------ Exercise materials ------

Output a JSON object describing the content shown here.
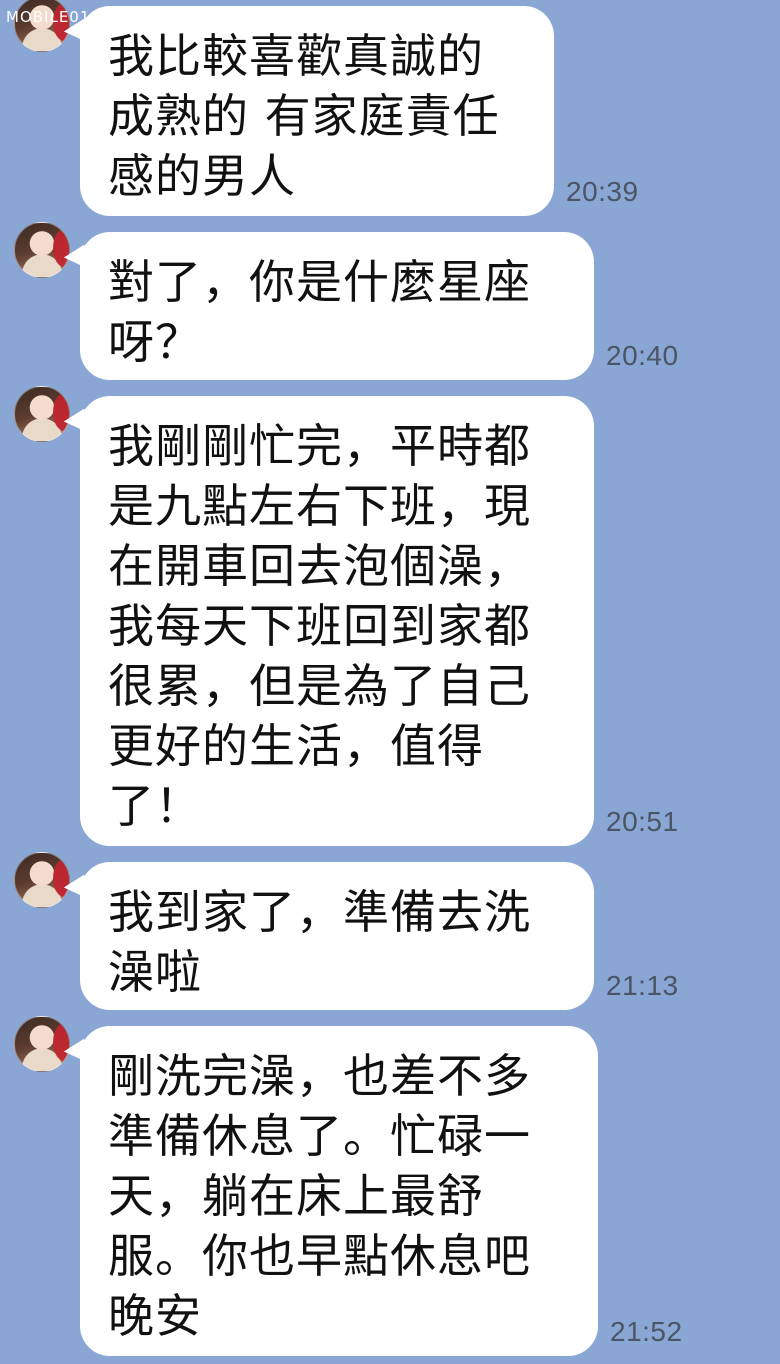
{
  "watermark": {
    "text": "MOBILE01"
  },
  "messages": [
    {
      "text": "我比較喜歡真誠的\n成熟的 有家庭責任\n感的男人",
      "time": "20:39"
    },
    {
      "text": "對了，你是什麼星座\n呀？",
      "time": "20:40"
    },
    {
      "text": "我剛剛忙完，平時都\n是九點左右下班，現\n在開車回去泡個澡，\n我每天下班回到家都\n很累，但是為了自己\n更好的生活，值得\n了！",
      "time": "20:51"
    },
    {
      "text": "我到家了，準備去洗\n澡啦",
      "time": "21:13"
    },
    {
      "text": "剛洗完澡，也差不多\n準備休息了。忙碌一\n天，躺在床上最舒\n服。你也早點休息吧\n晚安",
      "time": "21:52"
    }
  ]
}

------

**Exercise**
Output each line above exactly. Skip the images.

**Final answer**
Output a JSON object describing the content shown here.
{
  "watermark": {
    "text": "MOBILE01"
  },
  "messages": [
    {
      "text": "我比較喜歡真誠的\n成熟的 有家庭責任\n感的男人",
      "time": "20:39"
    },
    {
      "text": "對了，你是什麼星座\n呀？",
      "time": "20:40"
    },
    {
      "text": "我剛剛忙完，平時都\n是九點左右下班，現\n在開車回去泡個澡，\n我每天下班回到家都\n很累，但是為了自己\n更好的生活，值得\n了！",
      "time": "20:51"
    },
    {
      "text": "我到家了，準備去洗\n澡啦",
      "time": "21:13"
    },
    {
      "text": "剛洗完澡，也差不多\n準備休息了。忙碌一\n天，躺在床上最舒\n服。你也早點休息吧\n晚安",
      "time": "21:52"
    }
  ]
}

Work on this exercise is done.